** EXERCISE DESCRIPTION **
The answer must be every line from the listing that holds the string "screenshot".
[Start of section]
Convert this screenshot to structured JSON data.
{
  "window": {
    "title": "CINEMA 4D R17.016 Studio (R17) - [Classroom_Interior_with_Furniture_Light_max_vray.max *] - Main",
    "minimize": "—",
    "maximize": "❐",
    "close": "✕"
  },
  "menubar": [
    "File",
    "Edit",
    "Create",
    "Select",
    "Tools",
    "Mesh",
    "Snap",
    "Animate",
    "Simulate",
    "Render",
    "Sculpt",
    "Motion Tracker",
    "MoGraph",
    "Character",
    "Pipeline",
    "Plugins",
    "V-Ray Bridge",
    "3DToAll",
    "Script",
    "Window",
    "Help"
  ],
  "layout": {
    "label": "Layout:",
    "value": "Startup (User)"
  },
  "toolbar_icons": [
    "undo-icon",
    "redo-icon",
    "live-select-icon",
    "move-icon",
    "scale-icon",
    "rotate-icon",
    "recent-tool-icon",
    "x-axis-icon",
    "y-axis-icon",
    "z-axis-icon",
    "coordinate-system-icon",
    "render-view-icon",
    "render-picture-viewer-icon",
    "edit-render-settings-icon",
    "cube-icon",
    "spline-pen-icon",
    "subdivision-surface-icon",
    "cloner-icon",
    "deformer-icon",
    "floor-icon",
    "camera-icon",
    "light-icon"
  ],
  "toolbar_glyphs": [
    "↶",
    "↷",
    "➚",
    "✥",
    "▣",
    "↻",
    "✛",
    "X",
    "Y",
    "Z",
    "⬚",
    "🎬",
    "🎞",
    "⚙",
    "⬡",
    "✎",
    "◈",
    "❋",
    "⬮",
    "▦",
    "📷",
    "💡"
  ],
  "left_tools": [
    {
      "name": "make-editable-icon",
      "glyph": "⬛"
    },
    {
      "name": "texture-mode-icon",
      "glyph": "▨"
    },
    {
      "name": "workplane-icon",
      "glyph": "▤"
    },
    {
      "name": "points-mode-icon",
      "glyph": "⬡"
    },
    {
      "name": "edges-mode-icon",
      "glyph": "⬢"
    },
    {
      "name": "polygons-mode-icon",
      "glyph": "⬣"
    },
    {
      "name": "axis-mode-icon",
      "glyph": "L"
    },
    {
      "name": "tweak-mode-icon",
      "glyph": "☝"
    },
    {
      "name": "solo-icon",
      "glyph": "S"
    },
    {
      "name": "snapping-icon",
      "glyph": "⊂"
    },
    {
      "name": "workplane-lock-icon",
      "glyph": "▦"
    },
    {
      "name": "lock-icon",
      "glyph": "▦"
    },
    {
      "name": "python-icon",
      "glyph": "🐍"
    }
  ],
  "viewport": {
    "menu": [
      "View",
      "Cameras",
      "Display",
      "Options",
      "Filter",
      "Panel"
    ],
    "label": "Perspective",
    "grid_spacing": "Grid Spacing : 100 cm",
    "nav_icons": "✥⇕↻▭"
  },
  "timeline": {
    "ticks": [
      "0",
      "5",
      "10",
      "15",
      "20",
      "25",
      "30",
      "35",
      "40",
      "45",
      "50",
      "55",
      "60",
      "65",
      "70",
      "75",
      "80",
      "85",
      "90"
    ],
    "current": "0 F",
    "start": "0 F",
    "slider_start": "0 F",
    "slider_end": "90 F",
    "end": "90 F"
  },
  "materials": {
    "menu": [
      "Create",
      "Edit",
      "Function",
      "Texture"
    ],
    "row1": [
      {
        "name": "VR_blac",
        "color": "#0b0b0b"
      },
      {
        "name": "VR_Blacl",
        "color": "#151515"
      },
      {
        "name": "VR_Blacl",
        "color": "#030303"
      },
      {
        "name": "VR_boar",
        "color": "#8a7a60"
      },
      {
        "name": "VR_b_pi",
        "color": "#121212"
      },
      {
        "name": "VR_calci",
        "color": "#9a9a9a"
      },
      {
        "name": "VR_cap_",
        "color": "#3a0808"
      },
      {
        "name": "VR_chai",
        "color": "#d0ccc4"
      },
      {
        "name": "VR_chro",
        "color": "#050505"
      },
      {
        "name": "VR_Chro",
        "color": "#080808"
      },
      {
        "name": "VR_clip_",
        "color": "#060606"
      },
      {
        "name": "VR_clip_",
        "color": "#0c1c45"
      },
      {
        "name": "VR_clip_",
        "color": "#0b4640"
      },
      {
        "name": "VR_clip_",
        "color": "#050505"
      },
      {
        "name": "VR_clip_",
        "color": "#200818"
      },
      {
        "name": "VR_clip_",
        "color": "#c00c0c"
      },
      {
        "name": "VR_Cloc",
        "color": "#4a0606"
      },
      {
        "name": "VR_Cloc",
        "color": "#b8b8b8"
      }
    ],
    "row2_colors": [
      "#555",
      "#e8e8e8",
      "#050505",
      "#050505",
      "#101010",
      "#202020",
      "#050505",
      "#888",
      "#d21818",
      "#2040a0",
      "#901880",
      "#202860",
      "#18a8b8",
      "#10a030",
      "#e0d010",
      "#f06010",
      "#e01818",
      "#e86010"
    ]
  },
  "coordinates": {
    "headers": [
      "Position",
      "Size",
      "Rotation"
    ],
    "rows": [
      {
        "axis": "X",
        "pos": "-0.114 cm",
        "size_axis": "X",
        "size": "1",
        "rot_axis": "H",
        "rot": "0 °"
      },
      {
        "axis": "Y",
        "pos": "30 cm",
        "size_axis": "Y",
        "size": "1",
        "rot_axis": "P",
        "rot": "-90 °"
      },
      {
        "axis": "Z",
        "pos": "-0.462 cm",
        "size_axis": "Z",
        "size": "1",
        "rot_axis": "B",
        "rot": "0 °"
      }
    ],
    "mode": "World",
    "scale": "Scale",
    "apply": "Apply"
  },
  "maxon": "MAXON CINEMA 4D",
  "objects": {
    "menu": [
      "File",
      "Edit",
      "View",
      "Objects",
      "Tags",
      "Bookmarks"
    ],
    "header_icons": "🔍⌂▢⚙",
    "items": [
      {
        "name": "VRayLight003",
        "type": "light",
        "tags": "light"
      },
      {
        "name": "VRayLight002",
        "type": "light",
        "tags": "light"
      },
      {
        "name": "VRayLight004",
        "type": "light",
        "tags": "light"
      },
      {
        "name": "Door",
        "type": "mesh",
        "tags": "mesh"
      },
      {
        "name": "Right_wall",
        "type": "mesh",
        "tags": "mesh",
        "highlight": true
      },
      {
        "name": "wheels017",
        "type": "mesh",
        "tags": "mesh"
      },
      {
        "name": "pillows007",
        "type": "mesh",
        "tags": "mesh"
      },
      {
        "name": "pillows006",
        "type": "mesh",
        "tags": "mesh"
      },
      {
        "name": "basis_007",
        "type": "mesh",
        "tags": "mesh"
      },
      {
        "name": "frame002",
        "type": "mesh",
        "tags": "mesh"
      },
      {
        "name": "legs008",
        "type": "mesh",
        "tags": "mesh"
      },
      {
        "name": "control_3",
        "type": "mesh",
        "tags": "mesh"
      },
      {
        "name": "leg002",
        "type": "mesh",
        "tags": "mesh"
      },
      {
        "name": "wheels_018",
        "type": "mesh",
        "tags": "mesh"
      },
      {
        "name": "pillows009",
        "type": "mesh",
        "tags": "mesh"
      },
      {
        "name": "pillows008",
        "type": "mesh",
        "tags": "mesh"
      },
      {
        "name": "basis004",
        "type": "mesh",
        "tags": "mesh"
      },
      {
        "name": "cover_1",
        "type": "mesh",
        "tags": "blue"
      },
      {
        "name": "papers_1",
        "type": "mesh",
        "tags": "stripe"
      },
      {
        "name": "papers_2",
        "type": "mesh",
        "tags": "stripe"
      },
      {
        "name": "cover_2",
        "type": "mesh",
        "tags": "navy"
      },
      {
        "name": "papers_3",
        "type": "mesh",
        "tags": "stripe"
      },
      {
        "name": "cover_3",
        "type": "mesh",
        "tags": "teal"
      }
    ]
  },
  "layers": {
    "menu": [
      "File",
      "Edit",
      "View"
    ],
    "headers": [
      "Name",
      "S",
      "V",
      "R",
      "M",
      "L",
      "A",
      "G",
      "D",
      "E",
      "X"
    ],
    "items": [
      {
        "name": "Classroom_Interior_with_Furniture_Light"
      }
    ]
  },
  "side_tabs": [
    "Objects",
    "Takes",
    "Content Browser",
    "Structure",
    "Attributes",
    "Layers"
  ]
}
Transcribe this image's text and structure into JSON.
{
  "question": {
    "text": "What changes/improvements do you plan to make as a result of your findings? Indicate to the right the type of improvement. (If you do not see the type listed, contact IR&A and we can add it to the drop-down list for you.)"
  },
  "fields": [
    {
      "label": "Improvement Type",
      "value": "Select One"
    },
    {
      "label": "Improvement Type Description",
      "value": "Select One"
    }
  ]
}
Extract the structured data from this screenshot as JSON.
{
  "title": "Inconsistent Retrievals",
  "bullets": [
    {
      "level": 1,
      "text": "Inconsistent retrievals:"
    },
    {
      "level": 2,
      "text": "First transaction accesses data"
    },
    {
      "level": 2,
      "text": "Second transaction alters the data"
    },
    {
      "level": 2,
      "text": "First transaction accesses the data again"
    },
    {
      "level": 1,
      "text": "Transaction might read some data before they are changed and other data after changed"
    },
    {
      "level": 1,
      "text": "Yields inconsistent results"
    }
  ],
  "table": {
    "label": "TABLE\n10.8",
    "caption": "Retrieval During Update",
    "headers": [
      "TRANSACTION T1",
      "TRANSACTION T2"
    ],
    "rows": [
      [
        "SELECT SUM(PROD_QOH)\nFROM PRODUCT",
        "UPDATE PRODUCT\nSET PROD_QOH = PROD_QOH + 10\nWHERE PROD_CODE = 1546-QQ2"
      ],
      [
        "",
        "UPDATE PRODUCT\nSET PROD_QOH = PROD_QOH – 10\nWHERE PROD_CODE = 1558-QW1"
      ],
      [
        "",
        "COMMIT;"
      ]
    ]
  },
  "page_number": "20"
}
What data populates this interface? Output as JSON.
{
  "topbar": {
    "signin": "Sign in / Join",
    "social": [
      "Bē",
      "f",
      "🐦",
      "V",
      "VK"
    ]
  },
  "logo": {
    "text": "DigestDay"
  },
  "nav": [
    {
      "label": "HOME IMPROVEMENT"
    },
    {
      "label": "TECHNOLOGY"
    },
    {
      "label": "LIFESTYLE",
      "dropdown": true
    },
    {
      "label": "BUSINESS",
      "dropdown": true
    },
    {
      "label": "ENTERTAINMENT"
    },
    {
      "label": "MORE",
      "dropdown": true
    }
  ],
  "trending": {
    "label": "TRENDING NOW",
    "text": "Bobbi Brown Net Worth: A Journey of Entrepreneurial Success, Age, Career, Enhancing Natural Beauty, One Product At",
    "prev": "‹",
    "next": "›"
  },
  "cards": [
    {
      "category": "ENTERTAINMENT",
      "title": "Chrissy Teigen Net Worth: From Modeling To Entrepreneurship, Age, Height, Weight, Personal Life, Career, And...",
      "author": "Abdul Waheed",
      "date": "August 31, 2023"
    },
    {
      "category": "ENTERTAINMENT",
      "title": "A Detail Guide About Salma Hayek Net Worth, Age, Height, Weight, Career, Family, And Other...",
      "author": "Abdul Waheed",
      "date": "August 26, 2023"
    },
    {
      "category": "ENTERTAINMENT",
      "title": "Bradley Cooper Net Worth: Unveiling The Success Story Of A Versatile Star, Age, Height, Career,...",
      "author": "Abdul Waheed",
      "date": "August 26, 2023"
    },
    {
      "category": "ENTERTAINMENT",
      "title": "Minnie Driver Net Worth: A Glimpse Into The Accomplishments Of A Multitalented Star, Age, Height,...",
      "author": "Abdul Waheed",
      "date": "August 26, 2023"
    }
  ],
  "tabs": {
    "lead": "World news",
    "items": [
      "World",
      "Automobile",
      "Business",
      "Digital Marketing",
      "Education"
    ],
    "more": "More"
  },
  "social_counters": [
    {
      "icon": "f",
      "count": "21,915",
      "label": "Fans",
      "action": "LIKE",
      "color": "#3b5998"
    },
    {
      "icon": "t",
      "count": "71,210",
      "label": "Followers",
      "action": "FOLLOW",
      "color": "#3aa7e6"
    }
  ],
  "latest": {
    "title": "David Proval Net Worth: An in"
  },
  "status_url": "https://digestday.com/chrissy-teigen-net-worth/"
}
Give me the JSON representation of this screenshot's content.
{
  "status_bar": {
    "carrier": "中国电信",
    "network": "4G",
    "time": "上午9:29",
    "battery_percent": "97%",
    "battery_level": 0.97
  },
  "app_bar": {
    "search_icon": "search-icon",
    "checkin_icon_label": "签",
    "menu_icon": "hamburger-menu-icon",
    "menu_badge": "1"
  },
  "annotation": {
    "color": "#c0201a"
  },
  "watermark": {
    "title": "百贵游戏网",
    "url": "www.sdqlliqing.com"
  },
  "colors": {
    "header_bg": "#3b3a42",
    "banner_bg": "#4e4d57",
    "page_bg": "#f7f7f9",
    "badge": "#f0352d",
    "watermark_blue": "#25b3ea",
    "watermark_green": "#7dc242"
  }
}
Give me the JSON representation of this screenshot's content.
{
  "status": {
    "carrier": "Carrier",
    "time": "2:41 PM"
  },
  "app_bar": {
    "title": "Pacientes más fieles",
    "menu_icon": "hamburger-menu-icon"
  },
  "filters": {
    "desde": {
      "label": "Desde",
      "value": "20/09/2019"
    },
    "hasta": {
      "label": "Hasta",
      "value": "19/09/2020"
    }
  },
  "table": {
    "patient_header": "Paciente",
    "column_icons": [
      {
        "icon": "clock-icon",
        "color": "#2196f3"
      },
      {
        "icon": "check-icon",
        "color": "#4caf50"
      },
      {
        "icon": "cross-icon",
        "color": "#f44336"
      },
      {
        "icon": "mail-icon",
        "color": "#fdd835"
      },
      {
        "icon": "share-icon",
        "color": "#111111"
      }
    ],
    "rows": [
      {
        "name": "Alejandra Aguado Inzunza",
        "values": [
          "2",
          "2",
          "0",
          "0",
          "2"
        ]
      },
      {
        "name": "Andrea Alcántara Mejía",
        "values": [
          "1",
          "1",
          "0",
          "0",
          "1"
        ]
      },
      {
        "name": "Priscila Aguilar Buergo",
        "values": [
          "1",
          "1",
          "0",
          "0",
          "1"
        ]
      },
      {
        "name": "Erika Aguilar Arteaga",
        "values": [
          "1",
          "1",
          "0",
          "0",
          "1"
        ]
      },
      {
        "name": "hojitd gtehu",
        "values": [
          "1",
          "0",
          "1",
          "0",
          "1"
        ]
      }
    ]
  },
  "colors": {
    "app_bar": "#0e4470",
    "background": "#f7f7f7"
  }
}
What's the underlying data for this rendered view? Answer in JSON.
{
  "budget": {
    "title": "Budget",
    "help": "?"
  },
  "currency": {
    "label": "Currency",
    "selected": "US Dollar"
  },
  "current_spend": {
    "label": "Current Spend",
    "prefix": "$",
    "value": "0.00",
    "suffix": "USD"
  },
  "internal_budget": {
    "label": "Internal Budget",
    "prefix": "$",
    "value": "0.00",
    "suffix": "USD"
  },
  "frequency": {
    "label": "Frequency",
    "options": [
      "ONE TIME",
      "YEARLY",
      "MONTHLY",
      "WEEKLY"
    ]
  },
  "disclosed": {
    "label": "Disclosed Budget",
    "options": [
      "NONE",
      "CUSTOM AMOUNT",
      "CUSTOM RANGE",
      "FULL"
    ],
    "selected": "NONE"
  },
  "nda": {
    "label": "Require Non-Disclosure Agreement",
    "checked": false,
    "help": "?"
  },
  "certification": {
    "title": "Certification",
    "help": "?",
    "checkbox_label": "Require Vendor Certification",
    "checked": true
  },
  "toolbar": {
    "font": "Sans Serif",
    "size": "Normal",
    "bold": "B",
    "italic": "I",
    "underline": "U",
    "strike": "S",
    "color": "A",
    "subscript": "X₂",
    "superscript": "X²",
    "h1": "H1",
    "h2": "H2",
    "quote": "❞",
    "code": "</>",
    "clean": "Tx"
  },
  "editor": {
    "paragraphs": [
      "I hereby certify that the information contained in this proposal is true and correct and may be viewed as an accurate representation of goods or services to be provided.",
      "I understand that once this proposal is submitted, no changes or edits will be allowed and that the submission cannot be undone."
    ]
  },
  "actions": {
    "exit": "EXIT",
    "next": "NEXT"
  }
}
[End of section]
** FINISHED EXERCISE **
Convert this screenshot to structured JSON data.
Extract the structured data from this screenshot as JSON.
Give me the JSON representation of this screenshot's content.
Give me the JSON representation of this screenshot's content.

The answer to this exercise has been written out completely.